**ASSIGNMENT**
Produce a perfect copy of the listing, matching each line.

**GIVEN DATA**

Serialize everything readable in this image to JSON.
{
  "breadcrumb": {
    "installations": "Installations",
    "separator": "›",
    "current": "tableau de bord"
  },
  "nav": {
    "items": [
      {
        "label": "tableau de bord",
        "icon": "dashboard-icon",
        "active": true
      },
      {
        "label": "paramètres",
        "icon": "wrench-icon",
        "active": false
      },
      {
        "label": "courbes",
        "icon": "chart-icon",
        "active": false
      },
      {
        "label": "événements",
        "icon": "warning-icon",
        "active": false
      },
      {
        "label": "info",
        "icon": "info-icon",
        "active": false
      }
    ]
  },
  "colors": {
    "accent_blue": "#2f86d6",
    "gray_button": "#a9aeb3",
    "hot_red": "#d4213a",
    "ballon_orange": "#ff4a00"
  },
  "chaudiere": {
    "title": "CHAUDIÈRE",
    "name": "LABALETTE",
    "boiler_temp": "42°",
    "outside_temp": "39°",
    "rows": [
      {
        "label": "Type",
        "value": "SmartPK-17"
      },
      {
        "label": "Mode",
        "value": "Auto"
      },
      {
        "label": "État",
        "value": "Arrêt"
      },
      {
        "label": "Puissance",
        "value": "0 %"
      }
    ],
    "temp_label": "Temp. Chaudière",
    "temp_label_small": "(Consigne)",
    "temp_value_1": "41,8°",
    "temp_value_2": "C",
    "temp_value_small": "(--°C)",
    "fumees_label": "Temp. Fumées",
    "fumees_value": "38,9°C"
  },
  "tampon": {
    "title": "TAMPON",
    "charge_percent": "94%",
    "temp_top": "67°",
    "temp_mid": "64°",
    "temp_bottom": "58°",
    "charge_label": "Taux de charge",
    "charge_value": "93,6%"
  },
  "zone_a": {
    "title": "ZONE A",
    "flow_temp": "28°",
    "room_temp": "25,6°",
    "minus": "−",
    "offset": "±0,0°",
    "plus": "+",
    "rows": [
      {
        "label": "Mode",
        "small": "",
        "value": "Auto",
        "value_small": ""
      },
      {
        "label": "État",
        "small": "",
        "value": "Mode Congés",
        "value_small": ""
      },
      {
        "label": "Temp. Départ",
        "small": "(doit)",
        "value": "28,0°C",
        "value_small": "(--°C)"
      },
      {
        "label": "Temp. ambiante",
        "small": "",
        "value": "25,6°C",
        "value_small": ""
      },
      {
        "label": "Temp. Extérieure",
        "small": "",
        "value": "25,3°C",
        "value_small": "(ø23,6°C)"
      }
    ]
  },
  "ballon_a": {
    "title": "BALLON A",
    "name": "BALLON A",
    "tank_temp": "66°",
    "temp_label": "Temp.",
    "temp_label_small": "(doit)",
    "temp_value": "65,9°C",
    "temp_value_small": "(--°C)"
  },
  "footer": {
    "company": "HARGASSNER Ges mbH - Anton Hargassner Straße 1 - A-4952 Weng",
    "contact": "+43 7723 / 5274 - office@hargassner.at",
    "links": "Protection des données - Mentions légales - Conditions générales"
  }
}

**SOLUTION TO THIS EXERCISE**
Serialize everything readable in this image to JSON.
{
  "breadcrumb": {
    "installations": "Installations",
    "separator": "›",
    "current": "tableau de bord"
  },
  "nav": {
    "items": [
      {
        "label": "tableau de bord",
        "icon": "dashboard-icon",
        "active": true
      },
      {
        "label": "paramètres",
        "icon": "wrench-icon",
        "active": false
      },
      {
        "label": "courbes",
        "icon": "chart-icon",
        "active": false
      },
      {
        "label": "événements",
        "icon": "warning-icon",
        "active": false
      },
      {
        "label": "info",
        "icon": "info-icon",
        "active": false
      }
    ]
  },
  "colors": {
    "accent_blue": "#2f86d6",
    "gray_button": "#a9aeb3",
    "hot_red": "#d4213a",
    "ballon_orange": "#ff4a00"
  },
  "chaudiere": {
    "title": "CHAUDIÈRE",
    "name": "LABALETTE",
    "boiler_temp": "42°",
    "outside_temp": "39°",
    "rows": [
      {
        "label": "Type",
        "value": "SmartPK-17"
      },
      {
        "label": "Mode",
        "value": "Auto"
      },
      {
        "label": "État",
        "value": "Arrêt"
      },
      {
        "label": "Puissance",
        "value": "0 %"
      }
    ],
    "temp_label": "Temp. Chaudière",
    "temp_label_small": "(Consigne)",
    "temp_value_1": "41,8°",
    "temp_value_2": "C",
    "temp_value_small": "(--°C)",
    "fumees_label": "Temp. Fumées",
    "fumees_value": "38,9°C"
  },
  "tampon": {
    "title": "TAMPON",
    "charge_percent": "94%",
    "temp_top": "67°",
    "temp_mid": "64°",
    "temp_bottom": "58°",
    "charge_label": "Taux de charge",
    "charge_value": "93,6%"
  },
  "zone_a": {
    "title": "ZONE A",
    "flow_temp": "28°",
    "room_temp": "25,6°",
    "minus": "−",
    "offset": "±0,0°",
    "plus": "+",
    "rows": [
      {
        "label": "Mode",
        "small": "",
        "value": "Auto",
        "value_small": ""
      },
      {
        "label": "État",
        "small": "",
        "value": "Mode Congés",
        "value_small": ""
      },
      {
        "label": "Temp. Départ",
        "small": "(doit)",
        "value": "28,0°C",
        "value_small": "(--°C)"
      },
      {
        "label": "Temp. ambiante",
        "small": "",
        "value": "25,6°C",
        "value_small": ""
      },
      {
        "label": "Temp. Extérieure",
        "small": "",
        "value": "25,3°C",
        "value_small": "(ø23,6°C)"
      }
    ]
  },
  "ballon_a": {
    "title": "BALLON A",
    "name": "BALLON A",
    "tank_temp": "66°",
    "temp_label": "Temp.",
    "temp_label_small": "(doit)",
    "temp_value": "65,9°C",
    "temp_value_small": "(--°C)"
  },
  "footer": {
    "company": "HARGASSNER Ges mbH - Anton Hargassner Straße 1 - A-4952 Weng",
    "contact": "+43 7723 / 5274 - office@hargassner.at",
    "links": "Protection des données - Mentions légales - Conditions générales"
  }
}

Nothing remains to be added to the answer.